Still, it does not sound as if they are about to give up.
"I think, as Evan gains confidence and maybe has some mechanical adjustments, we're going to see the velocity," Huntington said. "I can't walk away from a pitcher who throws a 2-2 fastball down at the knees to a right-handed hitter that clocked at 95 in spring training. It's in there. It's a matter of getting it to play consistently."
Among the starters, only Snell regularly tops 92 mph, though Tom Gorzelanny did hit 94 mph Monday immediately after a mound visit from Andrews.
Otherwise, as the Bill James Handbook shows, in 2007, Matt Morris threw the greatest number of pitches less than 80 mph in the league, Paul Maholm ranked fifth in percentage of curveballs, Gorzelanny ranked 10th in percentage of changeups, and even Snell -- with an average fastball of 92.4 mph -- threw sliders for 35.5 percent of his pitches, most in the league.
In the minor leagues, the velocity is sparse, too. Brad Lincoln, the top draft pick from two summers ago, profiled as a power starter, but his recovery from elbow surgery has all projections on hold. Olivo Astacio, a reliever already in the system whom Huntington added to the 40-man roster because of his power, has been shut down by shoulder pain since the winter. At the moment, only reliever Ronald Belisario shows significant power at Class AA or higher.
How important is power?
"It's something you want," Andrews said. "That's why you draft the best arms, first and foremost. You can't teach it. It's there, and it's there for as long as you need it."
The Pirates, at the major-league level, ranked 13th in recording 997 strikeouts last year, an average of 6.1 per game. This decade, they have ranked 13th or lower five times in eight years, never higher than sixth.
Weigh the intangibles, too, as laid out by Andrews:
• "The obvious one, of course, is that you can get away with more mistakes because the hitter can't control his swing as much."
• "Guys who have power arms have power breaking balls. There's a little more spin. The break is sharper. It's tighter. It's later."
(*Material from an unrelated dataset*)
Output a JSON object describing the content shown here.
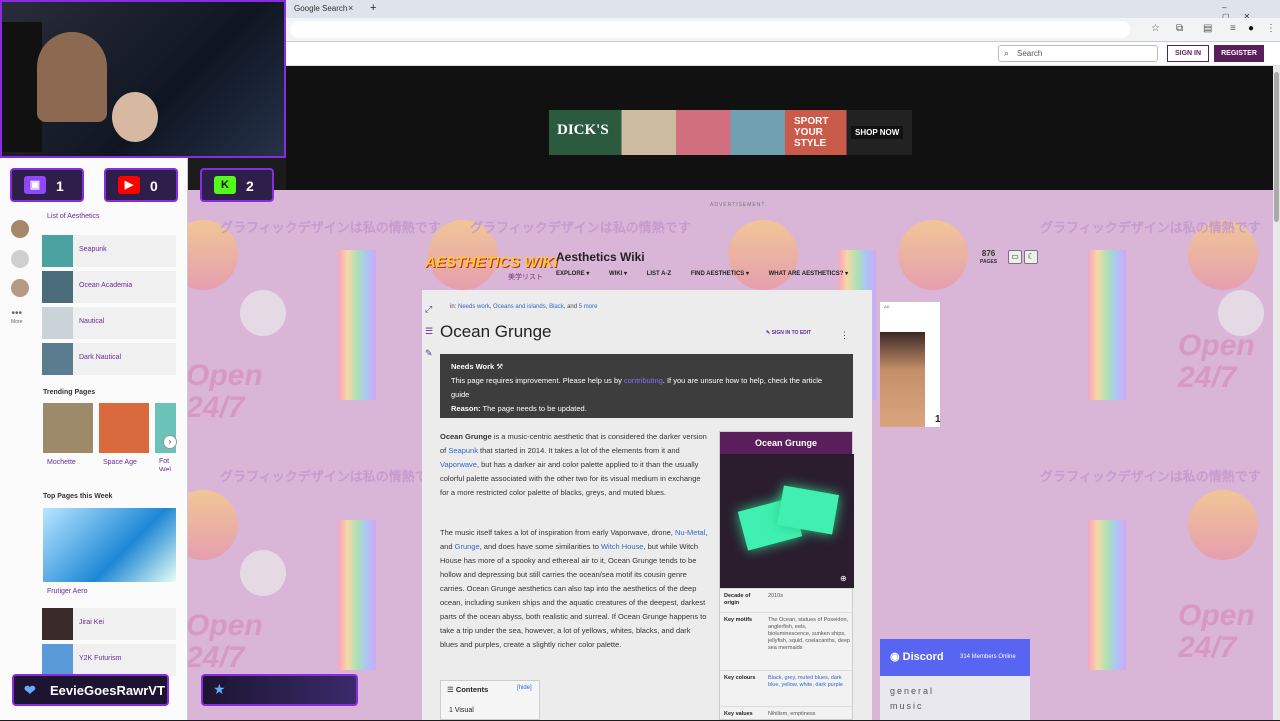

• "There's a value in getting an out without putting the ball in play. You hate to put a luck or chance factor on a pitcher's success, but contact guys do go into hot and cold spells. Second and third with two outs, and that grounder goes through ... if that happens two times in a game, that's the difference between four runs or zero runs in six innings."
• "It makes the game easier all around, including how to manage. Power beats left and right. You don't have to worry about which soft tosser you'll have throwing from one side or the other."
• "You need them in the playoffs. I was a minor-league coach under Lou Piniella in Seattle, and he always searched for that because his feeling was that strikeouts are needed in the playoffs, that they make the difference. Look at Joba Chamberlain, Jonathan Papelbon, Joel Zumaya."
Yates can cite another benefit.
"You always want to be in control of your fastball, even if that means taking a little off it," he said. "But, when you get up, 0-2, sometimes it's not bad to let one run up by a hitter's face and show him you've got that power in your arm, even more than you've shown him. It puts a little intimidation in there, makes them speed up their bat. Now, you set up your offspeed pitches and get them to swing over it or swing early."
Not that he Yates expects the Braves' Jones to be intimidated the next time they meet.
"What's funny is that we talked about that at-bat after the game, laughed about it a little, and he said, 'Don't expect it to happen again,' " Yates said. "So I did it again two nights later. We'll see what happens when he comes to Pittsburgh."
That will be May 9-12. Keep one eye on PNC Park's pitch-speed tracker in right field.